Items listed in a dataset
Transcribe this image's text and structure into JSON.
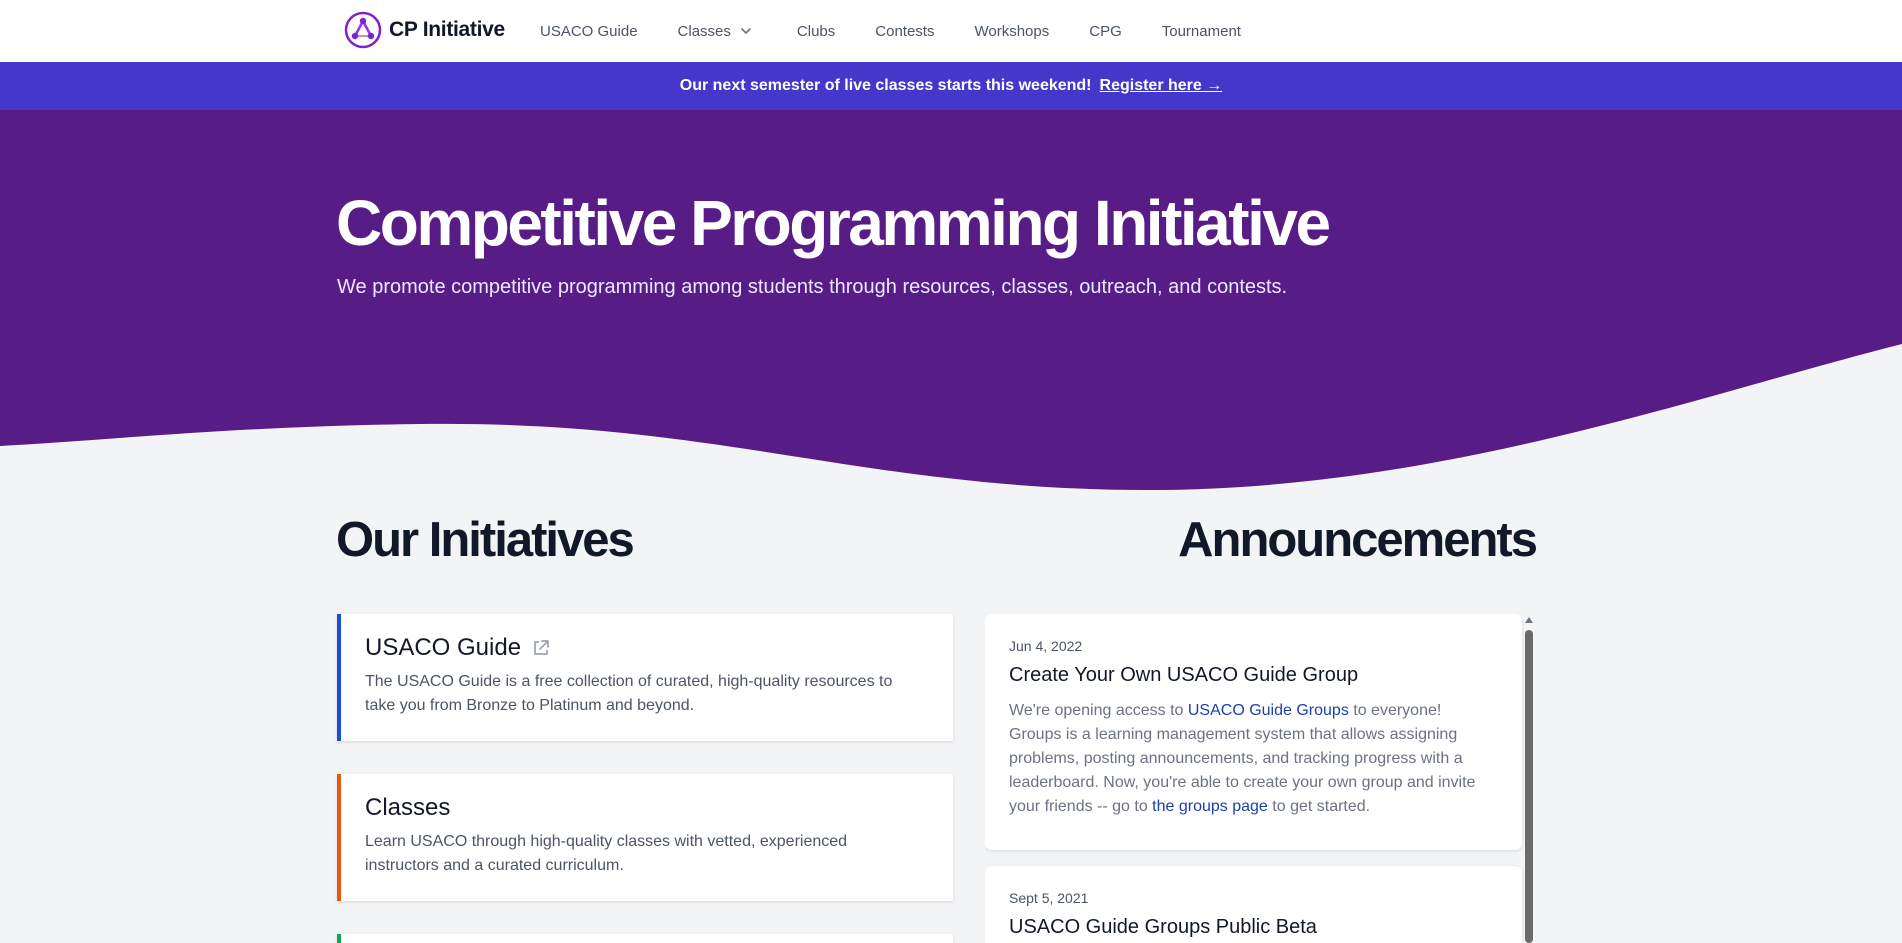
{
  "nav": {
    "logo_text": "CP Initiative",
    "items": [
      {
        "label": "USACO Guide"
      },
      {
        "label": "Classes",
        "has_dropdown": true
      },
      {
        "label": "Clubs"
      },
      {
        "label": "Contests"
      },
      {
        "label": "Workshops"
      },
      {
        "label": "CPG"
      },
      {
        "label": "Tournament"
      }
    ]
  },
  "banner": {
    "text": "Our next semester of live classes starts this weekend!",
    "link_label": "Register here →"
  },
  "hero": {
    "title": "Competitive Programming Initiative",
    "subtitle": "We promote competitive programming among students through resources, classes, outreach, and contests."
  },
  "initiatives": {
    "heading": "Our Initiatives",
    "cards": [
      {
        "title": "USACO Guide",
        "desc": "The USACO Guide is a free collection of curated, high-quality resources to take you from Bronze to Platinum and beyond.",
        "external": true,
        "color": "#1d4ed8"
      },
      {
        "title": "Classes",
        "desc": "Learn USACO through high-quality classes with vetted, experienced instructors and a curated curriculum.",
        "external": false,
        "color": "#ea580c"
      },
      {
        "title": "",
        "desc": "",
        "external": false,
        "color": "#16a34a"
      }
    ]
  },
  "announcements": {
    "heading": "Announcements",
    "items": [
      {
        "date": "Jun 4, 2022",
        "title": "Create Your Own USACO Guide Group",
        "body_pre": "We're opening access to ",
        "link1": "USACO Guide Groups",
        "body_mid": " to everyone! Groups is a learning management system that allows assigning problems, posting announcements, and tracking progress with a leaderboard. Now, you're able to create your own group and invite your friends -- go to ",
        "link2": "the groups page",
        "body_post": " to get started."
      },
      {
        "date": "Sept 5, 2021",
        "title": "USACO Guide Groups Public Beta"
      }
    ]
  },
  "colors": {
    "hero_purple": "#581c87",
    "banner_indigo": "#4338ca",
    "page_bg": "#f3f4f6",
    "link_blue": "#1e40af"
  }
}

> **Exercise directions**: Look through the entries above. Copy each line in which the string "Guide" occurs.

> **Solution to the problem**:
        "label": "USACO Guide"
        "title": "USACO Guide",
        "desc": "The USACO Guide is a free collection of curated, high-quality resources to take you from Bronze to Platinum and beyond.",
        "title": "Create Your Own USACO Guide Group",
        "link1": "USACO Guide Groups",
        "title": "USACO Guide Groups Public Beta"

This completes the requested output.